the traffic cone
One day on a walk through Oakland I decided to photograph all the temporary traffic control devices I passed. I had in mind traffic cones, but they are really just one genus of this extensive, and I think ever growing, taxonomy. I came across an astounding six different devices over the course of a few blocks. I started noticing them all over and they do sort of resemble a species. Uniform in their basic characteristics (orange usually, moveable, in the way, and largely ineffective unless deployed in great quantities) they are so ubiquitous I think we almost don't see them anymore. They are trying to communicate with us, but sometimes it's unclear what they're trying to say (and other times we just don't want to hear it!)
I've been thinking a lot about traffic since my brother in law gave me an amazing book called Traffic: Why We Drive the Way We Do, by Tom Vanderbilt. It's partly a history of how we ended up with the traffic rules we have, partly about how traffic works, and a lot about the psychology of being in a car. Vanderbilt hypothesizes that part of what is so frustrating about being in a car, is how limited the communication tools at your disposal are.
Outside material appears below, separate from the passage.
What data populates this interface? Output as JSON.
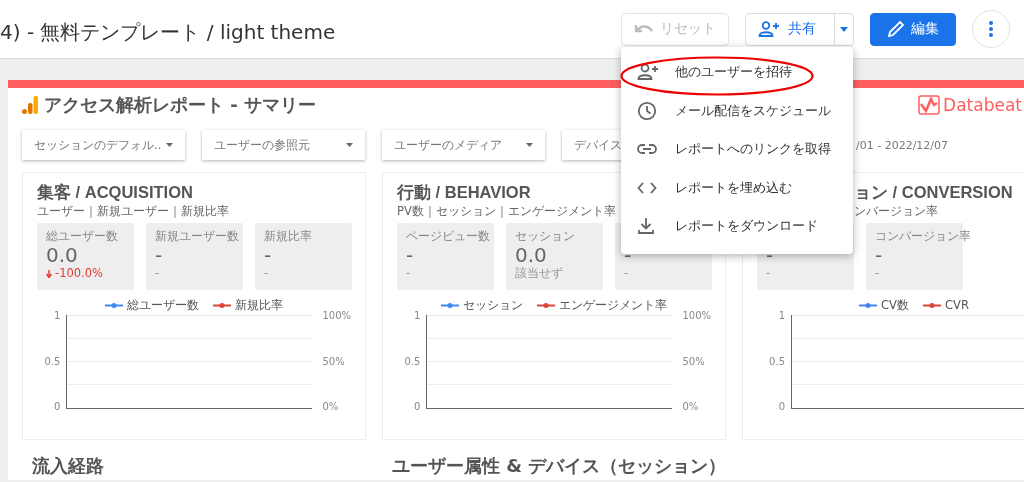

As a species we're used to communicating face to face with a whole verbal arsenal to say nothing of facial expressions and body language. When we get in a car this vocabulary is reduced to two flashing lights, a horn and plenty of room for misinterpretation. You're sealed in the space of your own metal box and it's liberating - the freedom of the open road, the anonymity to sing (I do this) or talk at the other cars (I do this too), until something irregular (like traffic!) happens and suddenly you can't communicate, you're deaf and mute.
Which brings me back to traffic cones and their eerie resemblance to horns. Is it just me or we're the inventors secretly trying to convey this idea of communication by borrowing this shape. Wouldn't it be great if they did actually make noise? Blurting out at you as you tried to ignore them "I said watch out for this pothole!" And "what part of lane closed don't you understand?" Of course trapped in our individual boxes we wouldn't hear them anyway. Maybe the rules of the road actually keep us from communicating. If there weren't any stoplights we'd all have to roll downs our windows and shout like they do it many other parts of the world. You don't need a traffic cone if someone is standing there telling you to watch out.